"I'm not a bad guy, not a selfish guy," he said from his offseason home. "I don't know if there is a two- or three-year deal out there for me, but I would like to have more than a one-year deal. I don't want another one-and-done [contract]."
Branyan signed a one-year, $1.4 million contract with Seattle last December and responded with a career year, leading the team with 31 home runs and had a single-season high 76 RBIs before a herniated disk in his back ended his season in late August.
He has had three-days-a-week therapy since the end of the season and should be completely healthy long before the start of Spring Training.
Going into the offseason, he said he wanted to return to the Mariners and expected to be offered a contract for more than one year.

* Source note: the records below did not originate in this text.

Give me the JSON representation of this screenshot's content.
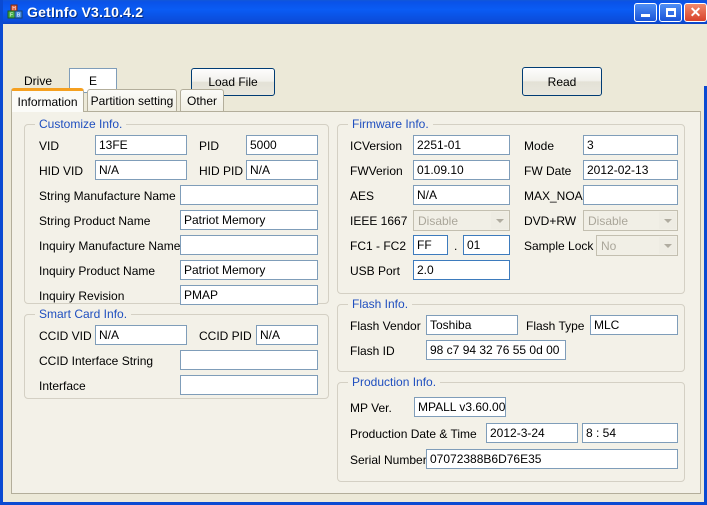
{
  "window": {
    "title": "GetInfo V3.10.4.2",
    "icon": "app-blocks-icon",
    "buttons": {
      "minimize": "minimize-icon",
      "maximize": "maximize-icon",
      "close": "close-icon"
    }
  },
  "toolbar": {
    "drive_label": "Drive",
    "drive_value": "E",
    "load_file_label": "Load File",
    "read_label": "Read"
  },
  "tabs": [
    {
      "label": "Information",
      "active": true
    },
    {
      "label": "Partition setting",
      "active": false
    },
    {
      "label": "Other",
      "active": false
    }
  ],
  "customize_info": {
    "title": "Customize Info.",
    "vid_label": "VID",
    "vid_value": "13FE",
    "pid_label": "PID",
    "pid_value": "5000",
    "hid_vid_label": "HID VID",
    "hid_vid_value": "N/A",
    "hid_pid_label": "HID PID",
    "hid_pid_value": "N/A",
    "string_manufacture_label": "String Manufacture Name",
    "string_manufacture_value": "",
    "string_product_label": "String Product Name",
    "string_product_value": "Patriot Memory",
    "inquiry_manufacture_label": "Inquiry Manufacture Name",
    "inquiry_manufacture_value": "",
    "inquiry_product_label": "Inquiry Product Name",
    "inquiry_product_value": "Patriot Memory",
    "inquiry_revision_label": "Inquiry Revision",
    "inquiry_revision_value": "PMAP"
  },
  "smart_card_info": {
    "title": "Smart Card Info.",
    "ccid_vid_label": "CCID VID",
    "ccid_vid_value": "N/A",
    "ccid_pid_label": "CCID PID",
    "ccid_pid_value": "N/A",
    "ccid_interface_string_label": "CCID Interface String",
    "ccid_interface_string_value": "",
    "interface_label": "Interface",
    "interface_value": ""
  },
  "firmware_info": {
    "title": "Firmware Info.",
    "icversion_label": "ICVersion",
    "icversion_value": "2251-01",
    "mode_label": "Mode",
    "mode_value": "3",
    "fwverion_label": "FWVerion",
    "fwverion_value": "01.09.10",
    "fw_date_label": "FW Date",
    "fw_date_value": "2012-02-13",
    "aes_label": "AES",
    "aes_value": "N/A",
    "max_noa_label": "MAX_NOA",
    "max_noa_value": "",
    "ieee_label": "IEEE 1667",
    "ieee_value": "Disable",
    "dvdrw_label": "DVD+RW",
    "dvdrw_value": "Disable",
    "fc_label": "FC1 - FC2",
    "fc1_value": "FF",
    "fc_separator": ".",
    "fc2_value": "01",
    "sample_lock_label": "Sample Lock",
    "sample_lock_value": "No",
    "usb_port_label": "USB Port",
    "usb_port_value": "2.0"
  },
  "flash_info": {
    "title": "Flash Info.",
    "flash_vendor_label": "Flash Vendor",
    "flash_vendor_value": "Toshiba",
    "flash_type_label": "Flash Type",
    "flash_type_value": "MLC",
    "flash_id_label": "Flash ID",
    "flash_id_value": "98 c7 94 32 76 55 0d 00"
  },
  "production_info": {
    "title": "Production Info.",
    "mp_ver_label": "MP Ver.",
    "mp_ver_value": "MPALL v3.60.00",
    "production_datetime_label": "Production Date & Time",
    "production_date_value": "2012-3-24",
    "production_time_value": "8 : 54",
    "serial_number_label": "Serial Number",
    "serial_number_value": "07072388B6D76E35"
  },
  "colors": {
    "titlebar_blue": "#0a5cf4",
    "group_label_blue": "#1f4fbf",
    "active_tab_accent": "#f5a020",
    "field_border": "#7f9db9",
    "panel_bg": "#f3f1e8",
    "window_bg": "#ece9d8"
  }
}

"I was informed by my agent [on Monday] that we were filing for free agency," Branyan said. "I was offered a one-year deal, but we felt it was pretty low and, quite honestly, we were looking for more than one year. He said [testing the market] was the only way we could get an idea of what my value is, so we rejected the offer."
The Mariners still have exclusive negotiating rights to Branyan until Nov. 20, leaving plenty of time to talk one-to-one.
"I would love to wake up tomorrow morning and hear that [Mariners general manager] Jack [Zduriencik] wants to go more than one year," Branyan said. "I'm tired of playing year-to-year. It's crazy. It's no secret that I would like to play the next two or three years in a Mariners uniform."
He remains hopeful that things will work out.
"My agent [Danny Lozano] said he's confident that we will get something done with Seattle," Branyan said. "He also told me not to take the [one-year offer] personally. It's just part of the negotiating process. He knows and the Mariners know I would take less to play there than somewhere else. All I want is to be treated fairly."
Meanwhile, it was reported by the News Tribune on Tuesday that the Mariners also had made a multiyear offer to shortstop Jack Wilson and it apparently was rejected, though club officials could not be reached to comment.
The Mariners have the choice of picking up the $8.4 million option for next season, buy out the final year of the deal for $600,000, or try to work out a new contract for the 31-year-old acquired from the Pirates on July 29 in a seven-player trade.
Injuries limited Wilson to 31 games with Seattle, and he batted .224 with one home run and eight RBIs after batting .267 with four home runs and 31 RBIs in 87 games with the Pirates.
There was no further news Tuesday on Ken Griffey Jr. His agent, Brian Goldberg, and the Mariners continue to discuss a one-year contract for the future Hall of Famer.
Jim Street is a reporter for MLB.com. This story was not subject to the approval of Major League Baseball or its clubs.